Troops Escape Financial Trends, Enjoy Money Management Benefits
By Lisa Daniel
American Forces Press Service
WASHINGTON, Dec. 23, 2008 Soldiers, sailors, airmen and Marines are relatively insulated from the financial disasters affecting many Americans, and increasingly are taking advantage of programs designed to promote what military leaders call “financial readiness,” military financial counselors say.
All the services offer free financial counseling to servicemembers on installations, and troops and their spouses increasingly are using the services even while few are reporting mortgage foreclosures or spousal job losses that are increasing in the civilian sector.
The Navy provided financial counseling to 237,000 sailors and their spouses at 70 installations this year, increasing by 51 percent their outreach to sailors and their outreach to spouses by 100 percent, said Patricia Johnson, who oversees the Navy’s personal financial management programs.
“It’s not that they’re having more problems,” Johnson said. “But people are more concerned.” Only 4 percent of 1,300 sailors surveyed in May said they felt “in over their heads” with personal finances, she said.
Johnson credits the Navy financial programs with helping sailors feel confident. “We feel that our robust program that we have in the Navy … and what our financial educators and [counselors] do in the field help these numbers stay down.”
Some Army installations also are seeing an increase in soldiers seeking financial help. Lynn Olavarria, manager of the financial readiness program at Fort Bragg, N.C., said her group sees about 400 soldiers and spouses per month.
“We’re getting a few more every year,” she said. “I think that’s more awareness.”
With a steady paycheck, good benefits and a lower rate of home ownership, troops enjoy some buffers to financial instability. “I think the services that are available to military people make it a very desirable place during a recession, more so than in the private sector,” Johnson said.
Still, servicemembers began experiencing the same price increases earlier this year -- when gasoline spiked to more than $4 per gallon -- as everyone else.

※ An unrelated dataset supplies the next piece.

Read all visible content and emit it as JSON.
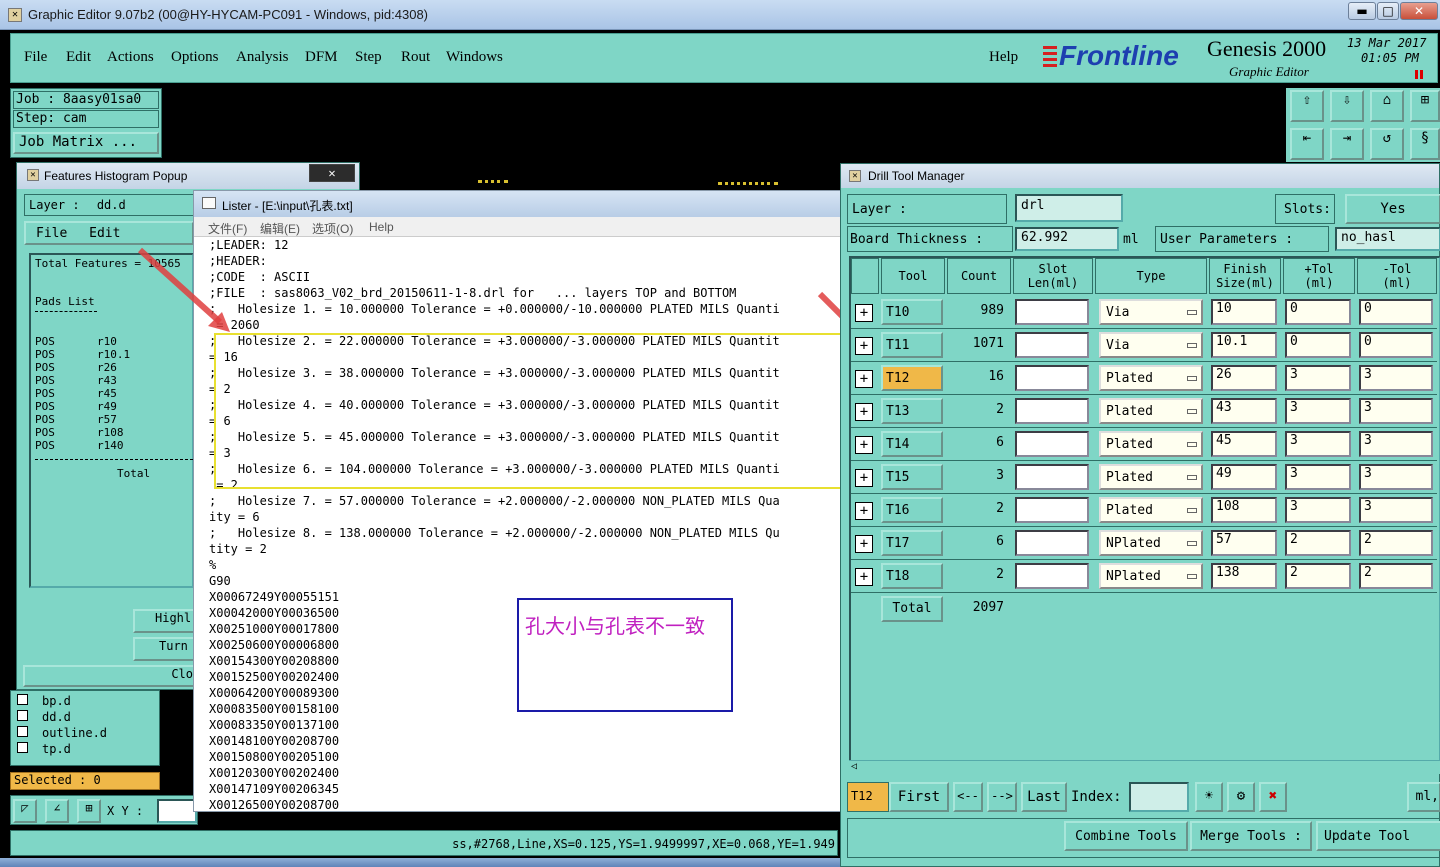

“In the commissaries, there was an increase in prices just like in the private sector,” said Mike Hire, director of the Navy-Marine Corps Relief Society on Camp Pendleton, Calif. “Things are cheaper overall [than on the economy], but they did get more expensive.”
Hire said he expected to see fewer people when gas prices dipped this fall to less than half of the price in early summer, but they’ve sought help in about the same numbers.
“A lot of our military members have been using credit cards to get by, and now they’re trying to get down some of that credit card debt, just like the general public,” he said. “That’s where we’re seeing that extra gas money going.”
The military and its support organizations have unveiled several programs in the past year and a half to promote personal financial stability with the understanding that financial hardships can pose a distraction to military missions. Some of the programs include:
-- “Financial Readiness Challenge” events at installations around the country sponsored by the Defense Department’s military community and family policy office and scheduled through February;
-- Dave Ramsey’s Financial Peace University, Military Edition, provided by chaplains at some Army installations;
-- The Military Saves campaign to promote financial savings among servicemembers; and
-- Quick-assistance loans from the service relief societies, which provide grants and no-interest loans.
Service officials say they are being proactive in offering services to combat problems specific to servicemembers.
“The biggest thing we have with the economy is soldiers worried that their civilian landlords will go bust,” Army spokesman Paul Boyce said. Staff judge advocate offices on installations are working with soldiers to create the best rental contracts based on state laws, Boyce said.
“That’s been the No. 1 source of financial concern in Army,” he said. “That’s what we’re hearing from staff judge advocate legal assistance community.”
Another issue for servicemembers is being the target of financial scams -- a problem that has gotten so bad that Arizona state Attorney General Terry Goddard recently created an advisory board to stop it.
Predatory lending also has been a problem, but seems to be decreasing through educational outreach to servicemembers and passage of a federal law last year to curb it, officials said.
The Navy-Marine Corps Relief Society helped to disperse $1.1 million to sailors after they sought high-interest commercial loans last year, John Alexander, vice president and chief communications officer at the society’s headquarters, said. That amount was down to $250,000 in the first three quarters of this year, he said.
Sailors and Marines were seeking the high-interest or “payday” loans because “it was just too easy,” Alexander said. The society had been sitting down with each servicemember and asking questions and providing counseling, he explained, and the commercial lenders “didn’t ask you anything.”
As an alternative to payday loans, the society started its “quick-assistance” loans of up to $300 for which applicants do not have to see a financial counselor, Alexander said. The society’s requests for assistance are up 39 percent over last year because of the popularity of the quick-assistance loans, he said.
Like servicemembers, the relief societies also report faring better than their civilian-sector counterparts. None report a significant decrease in donations, although investment values are down, causing some decrease in nonoperating fund expenditures. Army Emergency Relief will decrease its annual allocation for scholarships next year from $10 million to $8 million to reflect the loss on investments, retired Army Col. Dennis Spiegel, deputy director for administration for AER, said.
“Like everyone else, we won’t be able to make up that shortfall in investments,” Spiegel said.